One moment my toddler asked for an apple and I went to get an apple. The next moment, she screamed “NO APPLE” and blamed you for bringing it over while kicking, screaming, pounding on the floor or throwing things.
A tantrum is not a pretty sight. It can happen at home, in a restaurant, in a toy store, etc. When it happens in a public place, a toddler’s tantrum can be both embarrassing and stressful for the parents.
Despite this, I still want to say this out loud:
I love toddler tantrums and you, as a parent, should, too.
Baby’s Brain Development
Some people will probably say that I’m crazy. But no, I’m not.
I love toddler tantrums because they are actually good for my kid.
If handled properly, tantrums are good for a young child’s brain development.
When babies are born, their brains are not yet well developed.
Developing a baby’s brain is in some way akin to building a house. First, there is the genetic makeup. Genetics determines a basic plan for a child’s brain development. It acts as a blueprint for the brain’s architecture. Then there is life experience as the construction material.
The initial life experience when the brain begins to develop can have a profound influence on the brain’s architecture.
Just as using adequate and quality foundation material can build a good foundation in a house, having adequate and quality initial life experience allows good developmental foundation to form in a baby’s brain.
Emotion regulation is a child’s effort to manage, inhibit, enhance or modulate emotions. The ability to self-regulate lays the groundwork for further brain development.
Studies show that children who can master emotion regulation throw fewer tantrums, recover faster when they have fits, form better friendships and exhibit less behavioral problems. As they grow up, they also tend to do better in school and lead more satisfied lives in adulthood.
Helping children learn to self-regulate is, perhaps, parents’ most important job and temper tantrums are golden opportunities to do so.

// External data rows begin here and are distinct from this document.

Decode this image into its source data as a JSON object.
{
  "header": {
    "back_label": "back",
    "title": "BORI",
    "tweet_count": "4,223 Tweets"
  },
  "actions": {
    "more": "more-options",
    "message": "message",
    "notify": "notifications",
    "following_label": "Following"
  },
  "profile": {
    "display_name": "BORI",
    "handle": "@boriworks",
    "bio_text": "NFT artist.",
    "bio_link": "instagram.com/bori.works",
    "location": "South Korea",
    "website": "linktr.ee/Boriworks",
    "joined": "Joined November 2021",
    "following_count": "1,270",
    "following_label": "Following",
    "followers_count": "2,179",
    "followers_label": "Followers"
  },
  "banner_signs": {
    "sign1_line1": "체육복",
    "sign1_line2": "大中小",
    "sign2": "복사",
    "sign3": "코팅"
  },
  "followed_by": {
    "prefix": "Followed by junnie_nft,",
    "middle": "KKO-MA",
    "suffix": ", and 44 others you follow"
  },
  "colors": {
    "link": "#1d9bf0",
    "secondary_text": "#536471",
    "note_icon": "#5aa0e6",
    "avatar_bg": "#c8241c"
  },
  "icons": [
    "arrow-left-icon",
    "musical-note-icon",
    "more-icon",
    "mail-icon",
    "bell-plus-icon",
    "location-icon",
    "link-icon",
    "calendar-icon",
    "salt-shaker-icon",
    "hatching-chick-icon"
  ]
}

When we interact with our kids during their tantrums, we are directly teaching them how to deal with big feelings and how to handle difficulties in life.
This is why parents should not discourage this age-appropriate behavior.
Temper tantrums are the result of our kids trying to assert their independence after the realization that we are separate individuals, but they lack the way to do so. Tantrums are their outlets until they learn to express their needs verbally and calmly.
A temper tantrum doesn’t have to be an unpleasant experience if we can remind ourselves that it is an opportunity for the child to acquire new skills.
The best thing we can do while handling a tantrum is to stay calm.
By being in control of our own emotion, we show our children how they can do it.
I usually imagine how I want my toddler to handle her current frustration and then do exactly that myself.
With practice and guidance, toddlers can gradually learn to soothe themselves.
Use this opportunity to teach them how to properly express their feelings without being destructive (increase self-control), how to describe their needs using words (improve vocabulary) and how to solve a problem in a different way (promote critical thinking). All these are benefits of having a tantrum.
So don’t hate your toddler’s tantrums.
They may be irritating, but you can channel them into valuable experience for your child’s development.
I’ve learned to love tantrums, and I am sure you can too.
For most effective ways to deal with tantrums and help our children grow, check out my book Turning Tantrums Into Triumphs – Step-By-Step Guide To Stopping Temper Tantrums.
Child, N. S. C. o. t. D., 2007. The Timing and Quality of Early Experiences Combine to Shape Brain Architecture: Working Paper No.5. http://developingchild.harvard.edu/resources/reports_and_working_papers/working_papers/wp5/ ↩
Johnson, J. S. & Newport, E. L., 1989. Critical period effects in second language learning: The influence of maturational state on the acquisition of English as a second language. Cognitive Psychology. Volume 21, Issue 1, p. 60–99. ↩
Schore, A. N., 1999. Affect Regulation and the Origin of the Self: The Neurobiology of Emotional Development. s.l.:s.n. ↩